This year the price tag range from Rs. 3,000 to Rs. 3 lakh
Men riding horses at top speed and decorated horses performing stunts usually mark the first day of the annual horse and cattle fair at Anthiyur in Erode district. And this year is no exception.
Huge crowds gathered to witness the men riding the horses in a cloud of dust around the long line of sheds at the fair that begun on Wednesday. People cheered when two horses danced to the tunes and children rushed to touch them. People moved from one shed to another, watching hundreds of horses brought by the traders from different parts of Tamil Nadu and neighbouring states. This year, the fair has horses with price tag ranging from Rs. 3,000 to Rs. 3 lakh and the total trade is expected to cross Rs. 3 crore.
R. Sakthivel, a businessman from Tirupur, has brought five of his best horses to sell at the fair this year.
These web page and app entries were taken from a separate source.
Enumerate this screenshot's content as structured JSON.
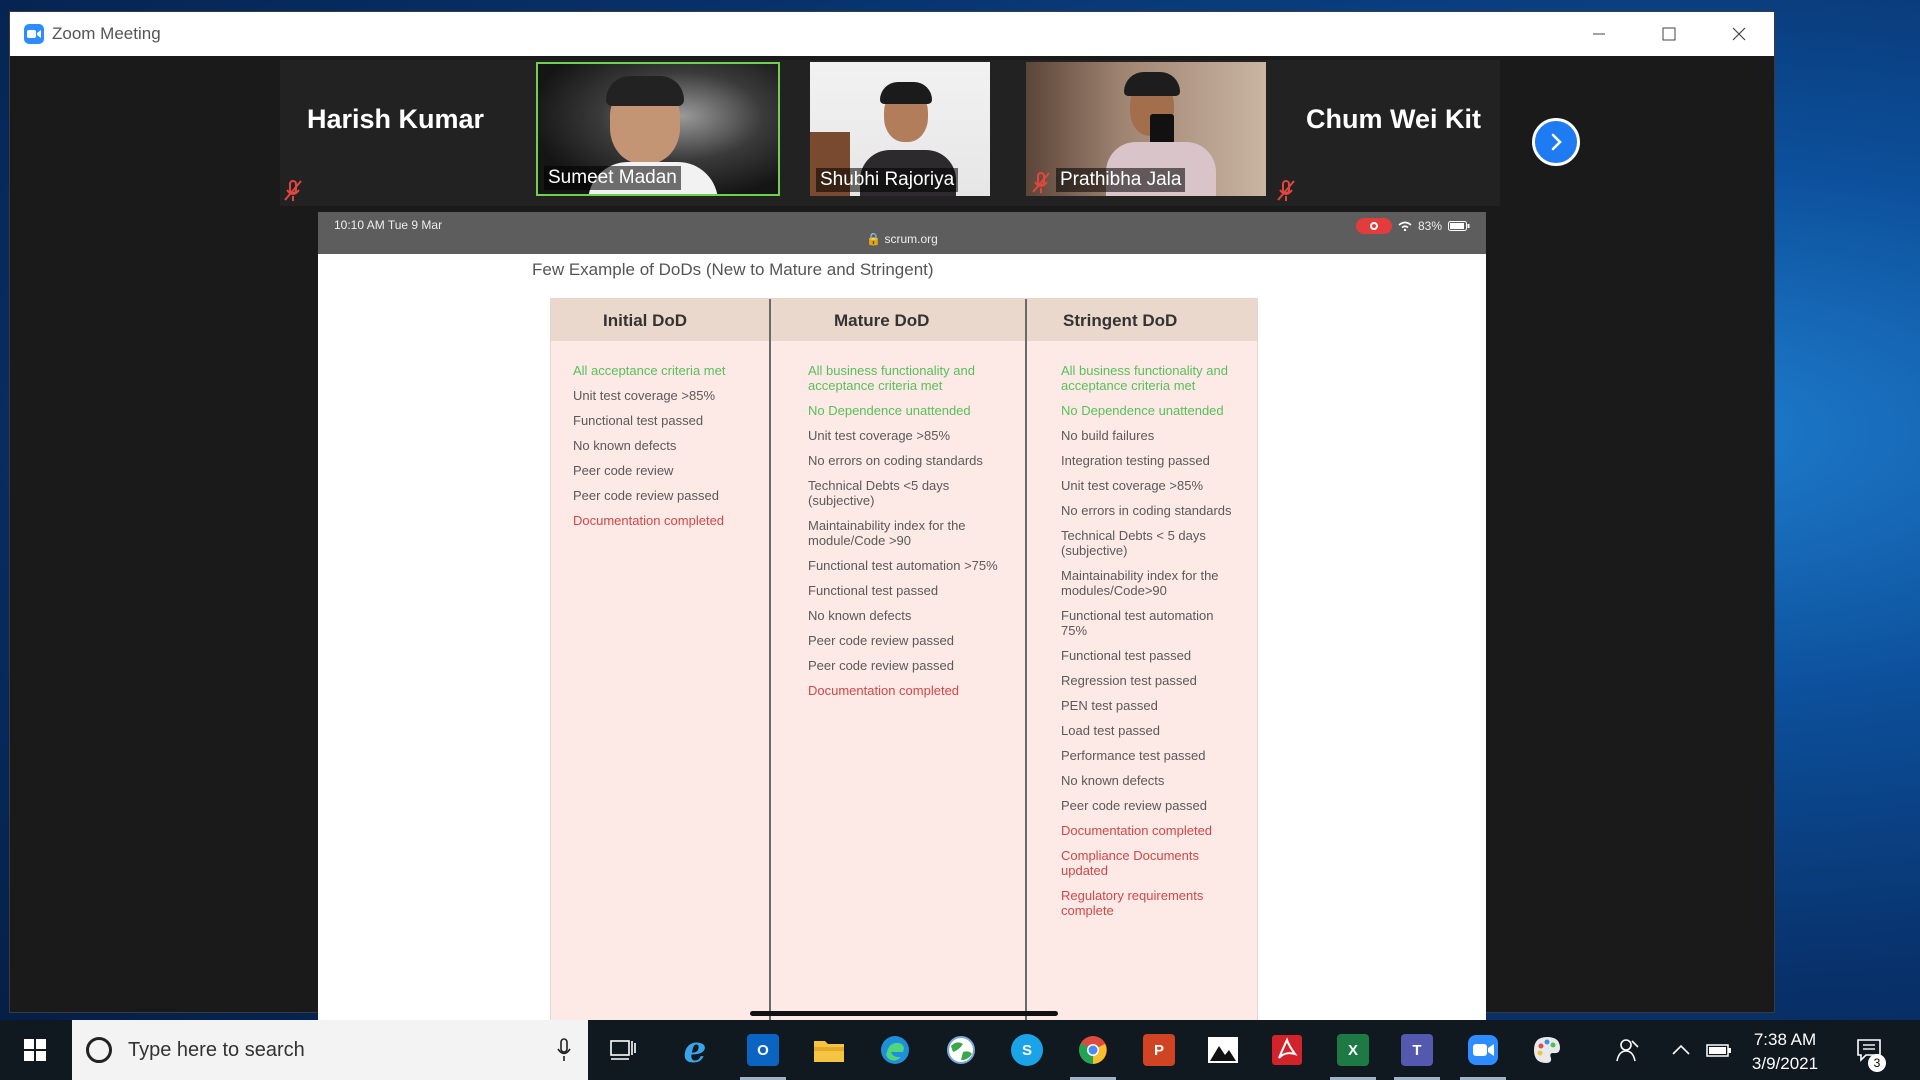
{
  "window": {
    "title": "Zoom Meeting"
  },
  "participants": {
    "left_name": "Harish Kumar",
    "right_name": "Chum Wei Kit",
    "tiles": [
      {
        "name": "Sumeet Madan"
      },
      {
        "name": "Shubhi Rajoriya"
      },
      {
        "name": "Prathibha Jala"
      }
    ]
  },
  "share": {
    "ipad_time": "10:10 AM   Tue 9 Mar",
    "url": "🔒 scrum.org",
    "battery": "83%",
    "slide_title": "Few Example of DoDs (New to Mature and Stringent)",
    "columns": [
      {
        "title": "Initial DoD",
        "items": [
          {
            "text": "All acceptance criteria met",
            "tone": "green"
          },
          {
            "text": "Unit test coverage >85%",
            "tone": "normal"
          },
          {
            "text": "Functional test passed",
            "tone": "normal"
          },
          {
            "text": "No known defects",
            "tone": "normal"
          },
          {
            "text": "Peer code review",
            "tone": "normal"
          },
          {
            "text": "Peer code review passed",
            "tone": "normal"
          },
          {
            "text": "Documentation completed",
            "tone": "red"
          }
        ]
      },
      {
        "title": "Mature DoD",
        "items": [
          {
            "text": "All business functionality and acceptance criteria  met",
            "tone": "green"
          },
          {
            "text": "No Dependence unattended",
            "tone": "green"
          },
          {
            "text": "Unit test coverage >85%",
            "tone": "normal"
          },
          {
            "text": "No errors on coding standards",
            "tone": "normal"
          },
          {
            "text": "Technical Debts <5 days (subjective)",
            "tone": "normal"
          },
          {
            "text": "Maintainability index for the module/Code >90",
            "tone": "normal"
          },
          {
            "text": "Functional test automation >75%",
            "tone": "normal"
          },
          {
            "text": "Functional test passed",
            "tone": "normal"
          },
          {
            "text": "No known defects",
            "tone": "normal"
          },
          {
            "text": "Peer code review passed",
            "tone": "normal"
          },
          {
            "text": "Peer code review passed",
            "tone": "normal"
          },
          {
            "text": "Documentation completed",
            "tone": "red"
          }
        ]
      },
      {
        "title": "Stringent DoD",
        "items": [
          {
            "text": "All business functionality and acceptance criteria met",
            "tone": "green"
          },
          {
            "text": "No Dependence unattended",
            "tone": "green"
          },
          {
            "text": "No build failures",
            "tone": "normal"
          },
          {
            "text": "Integration testing passed",
            "tone": "normal"
          },
          {
            "text": "Unit test coverage >85%",
            "tone": "normal"
          },
          {
            "text": "No errors in coding standards",
            "tone": "normal"
          },
          {
            "text": "Technical Debts < 5 days (subjective)",
            "tone": "normal"
          },
          {
            "text": "Maintainability index for the modules/Code>90",
            "tone": "normal"
          },
          {
            "text": "Functional test automation 75%",
            "tone": "normal"
          },
          {
            "text": "Functional test passed",
            "tone": "normal"
          },
          {
            "text": "Regression test passed",
            "tone": "normal"
          },
          {
            "text": "PEN test passed",
            "tone": "normal"
          },
          {
            "text": "Load test passed",
            "tone": "normal"
          },
          {
            "text": "Performance test passed",
            "tone": "normal"
          },
          {
            "text": "No known defects",
            "tone": "normal"
          },
          {
            "text": "Peer code review passed",
            "tone": "normal"
          },
          {
            "text": "Documentation completed",
            "tone": "red"
          },
          {
            "text": "Compliance Documents updated",
            "tone": "red"
          },
          {
            "text": "Regulatory requirements complete",
            "tone": "red"
          }
        ]
      }
    ]
  },
  "taskbar": {
    "search_placeholder": "Type here to search",
    "time": "7:38 AM",
    "date": "3/9/2021",
    "notification_count": "3",
    "apps": [
      {
        "name": "task-view",
        "label": ""
      },
      {
        "name": "internet-explorer",
        "label": "e"
      },
      {
        "name": "outlook",
        "label": "O"
      },
      {
        "name": "file-explorer",
        "label": ""
      },
      {
        "name": "edge",
        "label": ""
      },
      {
        "name": "globe-app",
        "label": ""
      },
      {
        "name": "skype",
        "label": "S"
      },
      {
        "name": "chrome",
        "label": ""
      },
      {
        "name": "powerpoint",
        "label": "P"
      },
      {
        "name": "photos",
        "label": ""
      },
      {
        "name": "acrobat",
        "label": ""
      },
      {
        "name": "excel",
        "label": "X"
      },
      {
        "name": "teams",
        "label": "T"
      },
      {
        "name": "zoom",
        "label": ""
      },
      {
        "name": "paint",
        "label": ""
      }
    ]
  },
  "colors": {
    "accent": "#2d8cff",
    "slide_green": "#58c05a",
    "slide_red": "#d14848",
    "table_bg": "#fde9e6"
  }
}
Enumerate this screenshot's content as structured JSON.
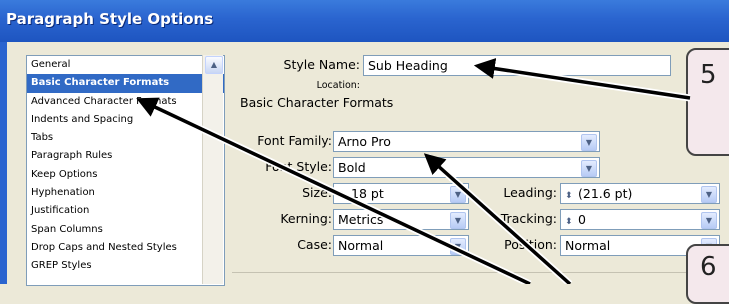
{
  "window": {
    "title": "Paragraph Style Options"
  },
  "sidebar": {
    "items": [
      {
        "label": "General"
      },
      {
        "label": "Basic Character Formats"
      },
      {
        "label": "Advanced Character Formats"
      },
      {
        "label": "Indents and Spacing"
      },
      {
        "label": "Tabs"
      },
      {
        "label": "Paragraph Rules"
      },
      {
        "label": "Keep Options"
      },
      {
        "label": "Hyphenation"
      },
      {
        "label": "Justification"
      },
      {
        "label": "Span Columns"
      },
      {
        "label": "Drop Caps and Nested Styles"
      },
      {
        "label": "GREP Styles"
      }
    ],
    "selected": "Basic Character Formats"
  },
  "form": {
    "style_name_label": "Style Name:",
    "style_name_value": "Sub Heading",
    "location_label": "Location:",
    "section_title": "Basic Character Formats",
    "font_family_label": "Font Family:",
    "font_family_value": "Arno Pro",
    "font_style_label": "Font Style:",
    "font_style_value": "Bold",
    "size_label": "Size:",
    "size_value": "18 pt",
    "leading_label": "Leading:",
    "leading_value": "(21.6 pt)",
    "kerning_label": "Kerning:",
    "kerning_value": "Metrics",
    "tracking_label": "Tracking:",
    "tracking_value": "0",
    "case_label": "Case:",
    "case_value": "Normal",
    "position_label": "Position:",
    "position_value": "Normal"
  },
  "callouts": {
    "step_5": "5",
    "step_6": "6"
  },
  "colors": {
    "title_bar": "#2a64cf",
    "selection": "#316ac5",
    "callout_fill": "#f4e8ec",
    "arrow": "#000000"
  }
}
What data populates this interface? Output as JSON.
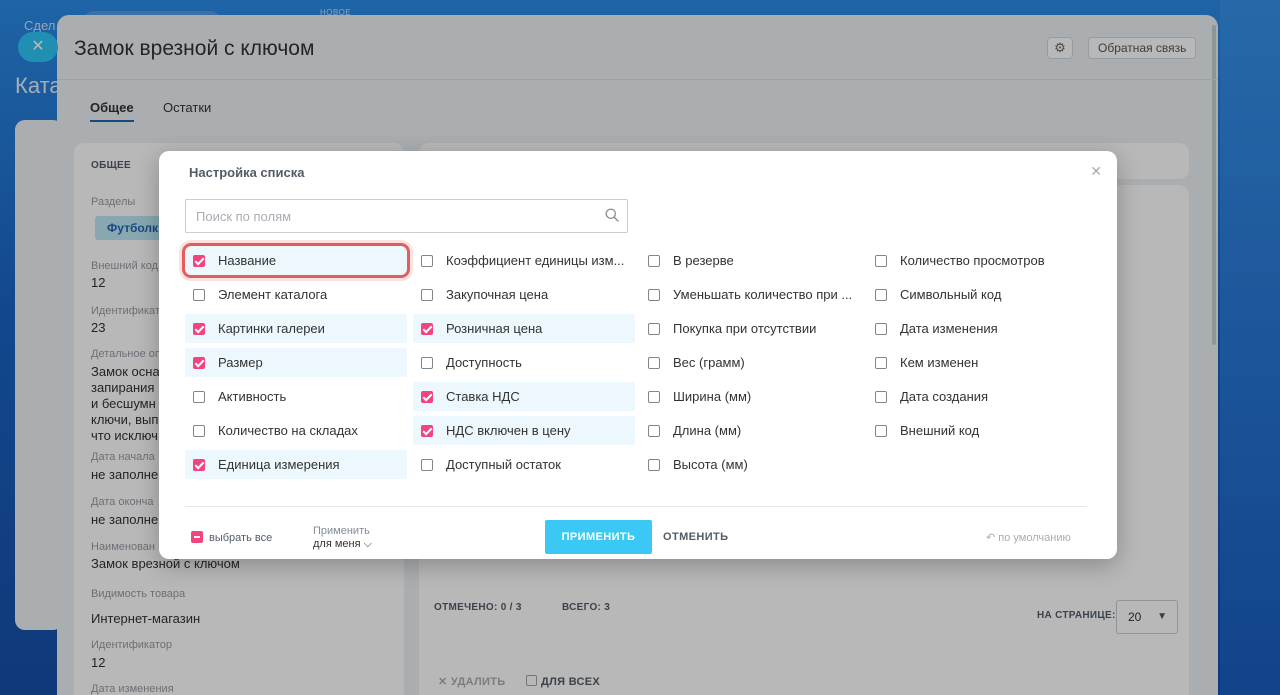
{
  "background": {
    "top_text": "Сдел",
    "new_badge": "НОВОЕ",
    "close_symbol": "✕",
    "section_title": "Ката"
  },
  "slider": {
    "title": "Замок врезной с ключом",
    "feedback_label": "Обратная связь",
    "tabs": [
      {
        "label": "Общее"
      },
      {
        "label": "Остатки"
      }
    ],
    "left": {
      "head": "ОБЩЕЕ",
      "sections_label": "Разделы",
      "section_chip": "Футболк",
      "external_code_label": "Внешний код",
      "external_code_value": "12",
      "id_label": "Идентификат",
      "id_value": "23",
      "detail_label": "Детальное оп",
      "detail_text": "Замок осна\nзапирания\nи бесшумн\nключи, вып\nчто исключ",
      "start_label": "Дата начала",
      "start_value": "не заполне",
      "end_label": "Дата оконча",
      "end_value": "не заполне",
      "name_label": "Наименован",
      "name_value": "Замок врезной с ключом",
      "visibility_label": "Видимость товара",
      "visibility_value": "Интернет-магазин",
      "identifier_label": "Идентификатор",
      "identifier_value": "12",
      "modified_label": "Дата изменения"
    },
    "right": {
      "checked_label": "ОТМЕЧЕНО:",
      "checked_value": "0 / 3",
      "total_label": "ВСЕГО:",
      "total_value": "3",
      "per_page_label": "НА СТРАНИЦЕ:",
      "per_page_value": "20",
      "delete_label": "✕ УДАЛИТЬ",
      "for_all_label": "ДЛЯ ВСЕХ"
    }
  },
  "popup": {
    "title": "Настройка списка",
    "search_placeholder": "Поиск по полям",
    "fields": [
      {
        "label": "Название",
        "checked": true
      },
      {
        "label": "Элемент каталога",
        "checked": false
      },
      {
        "label": "Картинки галереи",
        "checked": true
      },
      {
        "label": "Размер",
        "checked": true
      },
      {
        "label": "Активность",
        "checked": false
      },
      {
        "label": "Количество на складах",
        "checked": false
      },
      {
        "label": "Единица измерения",
        "checked": true
      },
      {
        "label": "Коэффициент единицы изм...",
        "checked": false
      },
      {
        "label": "Закупочная цена",
        "checked": false
      },
      {
        "label": "Розничная цена",
        "checked": true
      },
      {
        "label": "Доступность",
        "checked": false
      },
      {
        "label": "Ставка НДС",
        "checked": true
      },
      {
        "label": "НДС включен в цену",
        "checked": true
      },
      {
        "label": "Доступный остаток",
        "checked": false
      },
      {
        "label": "В резерве",
        "checked": false
      },
      {
        "label": "Уменьшать количество при ...",
        "checked": false
      },
      {
        "label": "Покупка при отсутствии",
        "checked": false
      },
      {
        "label": "Вес (грамм)",
        "checked": false
      },
      {
        "label": "Ширина (мм)",
        "checked": false
      },
      {
        "label": "Длина (мм)",
        "checked": false
      },
      {
        "label": "Высота (мм)",
        "checked": false
      },
      {
        "label": "Количество просмотров",
        "checked": false
      },
      {
        "label": "Символьный код",
        "checked": false
      },
      {
        "label": "Дата изменения",
        "checked": false
      },
      {
        "label": "Кем изменен",
        "checked": false
      },
      {
        "label": "Дата создания",
        "checked": false
      },
      {
        "label": "Внешний код",
        "checked": false
      }
    ],
    "select_all_label": "выбрать все",
    "apply_for_label": "Применить",
    "apply_for_who": "для меня",
    "apply_button": "ПРИМЕНИТЬ",
    "cancel_button": "ОТМЕНИТЬ",
    "reset_label": "по умолчанию",
    "accent_color": "#f34380",
    "apply_color": "#3bc8f5"
  }
}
He has been visiting the fair to buy and sell horses for the past 15 years. Like many others, raising horses is a hobby for Mr. Sakthivel. “I picked up the hobby from my father, who brought me to the fair when I was 15. Since then, I never missed a fair,” he says proudly.
Despite having a thriving hosiery business worth Rs. 5 crore at Tirupur, it is the horse trade that gives Mr. Sakthivel a sense of satisfaction. “I feel proud to own the best horses. I stay in my shed for all the five-days of the fair with friends. It is a special occasion,” he says.
Like him, many horse traders regard the fair as an occasion not only to do business but to meet their friends in the horse trade and exchange information about the horses. Jahir Hussain, a trader from Dindigul, cooks food at his shed and shares it with his friends and fellow traders. “It is not just a fair. It is a meeting place for friends in the trade,” he says.
Mr. Hussain has brought five horses and managed to sell one on the first day. “We provide the horses for marriages, various ceremonies and to train the school students. It is a good business,” he says.
Mr. Hussain also facilitates individuals to buy horses at the fair.
“Finding the right horse is difficult. There are several sentiments associated with the buying of a horse. Owning a horse will require a consistent amount of work and money to care for. Since my family has been doing horse trade for decades, we know how to find the right horse and negotiate with the sellers,” he explains. Like Mr. Hussain, there are several facilitators doing their work at the fair.
The fair attracts buyers from almost every part of the country. Even traders from North India buy horses at the fair. R. Bharat, who runs a travel business in Karur, has bought his first horse at the fair on Wednesday. He paid a whooping Rs. 1 lakh for the animal. “I am so proud to own a horse. I am looking for another in the fair,” he says. Along with traders, farmers and locals, the fair also attracts a significant number of students from the veterinary colleges. This year, a group of foreign students from United States visited the fair. “This is one of the largest [fairs] we have seen. We see diverse breeds of animals. It is great,” says Karen Habitzreuther, who is doing Doctor of Veterinary Medicine in Virginia Tech. The students were on a study tour to India.
Besides horses, the fair, which closes on August 12, also has a large number of cows, bulls, goats and poultry. The fair is a part of the annual festival of Sri Gurunatha Swamy temple.